§ Task requirements
If a line below contains the string "range", copy it out.

(Component data from apps and pages)
================================

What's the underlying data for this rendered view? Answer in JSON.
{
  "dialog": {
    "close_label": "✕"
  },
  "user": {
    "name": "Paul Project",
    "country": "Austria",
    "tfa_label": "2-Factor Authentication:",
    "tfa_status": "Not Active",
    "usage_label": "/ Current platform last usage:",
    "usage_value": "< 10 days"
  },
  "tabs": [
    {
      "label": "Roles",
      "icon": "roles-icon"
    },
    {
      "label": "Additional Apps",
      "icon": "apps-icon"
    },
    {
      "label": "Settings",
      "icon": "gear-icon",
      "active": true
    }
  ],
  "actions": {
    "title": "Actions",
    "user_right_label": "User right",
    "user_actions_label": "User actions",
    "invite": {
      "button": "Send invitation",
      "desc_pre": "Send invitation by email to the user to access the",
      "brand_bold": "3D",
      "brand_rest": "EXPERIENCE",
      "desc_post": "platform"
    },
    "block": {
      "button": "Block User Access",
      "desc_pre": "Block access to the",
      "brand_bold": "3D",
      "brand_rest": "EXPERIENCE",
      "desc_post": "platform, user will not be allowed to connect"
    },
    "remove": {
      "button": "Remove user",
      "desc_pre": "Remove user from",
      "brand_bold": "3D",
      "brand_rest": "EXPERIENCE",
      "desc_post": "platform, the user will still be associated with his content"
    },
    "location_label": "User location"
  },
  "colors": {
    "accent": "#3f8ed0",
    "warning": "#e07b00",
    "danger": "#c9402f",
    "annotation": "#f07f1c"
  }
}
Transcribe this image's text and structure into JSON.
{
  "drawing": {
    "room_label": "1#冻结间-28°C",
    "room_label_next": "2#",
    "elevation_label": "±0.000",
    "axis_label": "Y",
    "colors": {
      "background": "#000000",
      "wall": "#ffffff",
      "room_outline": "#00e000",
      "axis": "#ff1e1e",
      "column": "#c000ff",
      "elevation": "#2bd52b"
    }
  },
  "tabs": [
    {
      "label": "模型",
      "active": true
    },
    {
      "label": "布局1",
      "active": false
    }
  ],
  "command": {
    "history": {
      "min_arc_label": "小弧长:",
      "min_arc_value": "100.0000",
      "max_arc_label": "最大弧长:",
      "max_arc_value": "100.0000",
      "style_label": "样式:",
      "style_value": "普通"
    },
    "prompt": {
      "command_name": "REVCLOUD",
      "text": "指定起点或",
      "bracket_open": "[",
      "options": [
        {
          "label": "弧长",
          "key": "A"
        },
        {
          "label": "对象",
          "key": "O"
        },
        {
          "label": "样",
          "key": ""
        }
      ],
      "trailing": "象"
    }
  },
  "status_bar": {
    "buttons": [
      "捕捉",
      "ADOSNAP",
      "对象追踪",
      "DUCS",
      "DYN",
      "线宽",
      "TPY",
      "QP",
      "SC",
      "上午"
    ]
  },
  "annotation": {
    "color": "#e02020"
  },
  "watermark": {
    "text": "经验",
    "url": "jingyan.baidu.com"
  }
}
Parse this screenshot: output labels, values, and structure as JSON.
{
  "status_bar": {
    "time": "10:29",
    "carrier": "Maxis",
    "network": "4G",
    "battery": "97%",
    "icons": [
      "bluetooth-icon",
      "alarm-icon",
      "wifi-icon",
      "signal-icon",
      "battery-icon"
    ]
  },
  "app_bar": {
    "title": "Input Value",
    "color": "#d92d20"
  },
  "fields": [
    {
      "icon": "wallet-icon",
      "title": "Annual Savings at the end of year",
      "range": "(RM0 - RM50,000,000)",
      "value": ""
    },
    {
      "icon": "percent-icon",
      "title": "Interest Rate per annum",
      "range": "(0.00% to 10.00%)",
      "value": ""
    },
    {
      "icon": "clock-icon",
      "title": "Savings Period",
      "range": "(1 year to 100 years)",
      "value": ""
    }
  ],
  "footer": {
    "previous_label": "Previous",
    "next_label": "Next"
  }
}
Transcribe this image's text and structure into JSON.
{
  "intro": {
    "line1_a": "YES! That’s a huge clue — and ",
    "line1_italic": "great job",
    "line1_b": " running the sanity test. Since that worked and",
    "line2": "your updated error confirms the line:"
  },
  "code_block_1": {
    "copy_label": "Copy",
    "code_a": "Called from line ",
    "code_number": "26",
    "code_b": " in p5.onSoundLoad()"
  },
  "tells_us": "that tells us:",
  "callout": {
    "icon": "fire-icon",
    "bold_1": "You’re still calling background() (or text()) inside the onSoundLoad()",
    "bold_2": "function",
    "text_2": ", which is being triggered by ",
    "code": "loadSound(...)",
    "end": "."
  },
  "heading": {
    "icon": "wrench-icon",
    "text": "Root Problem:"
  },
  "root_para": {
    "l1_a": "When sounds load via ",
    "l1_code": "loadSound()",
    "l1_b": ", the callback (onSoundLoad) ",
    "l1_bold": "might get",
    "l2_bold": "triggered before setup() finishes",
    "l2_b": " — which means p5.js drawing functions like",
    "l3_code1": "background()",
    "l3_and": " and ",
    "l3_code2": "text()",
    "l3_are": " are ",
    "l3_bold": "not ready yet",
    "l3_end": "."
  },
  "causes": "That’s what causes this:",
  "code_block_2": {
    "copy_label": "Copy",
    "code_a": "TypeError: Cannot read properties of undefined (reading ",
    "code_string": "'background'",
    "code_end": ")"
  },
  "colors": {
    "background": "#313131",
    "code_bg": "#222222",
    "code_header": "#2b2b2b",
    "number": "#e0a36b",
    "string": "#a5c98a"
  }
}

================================

§ Task output
      "range": "(RM0 - RM50,000,000)",
      "range": "(0.00% to 10.00%)",
      "range": "(1 year to 100 years)",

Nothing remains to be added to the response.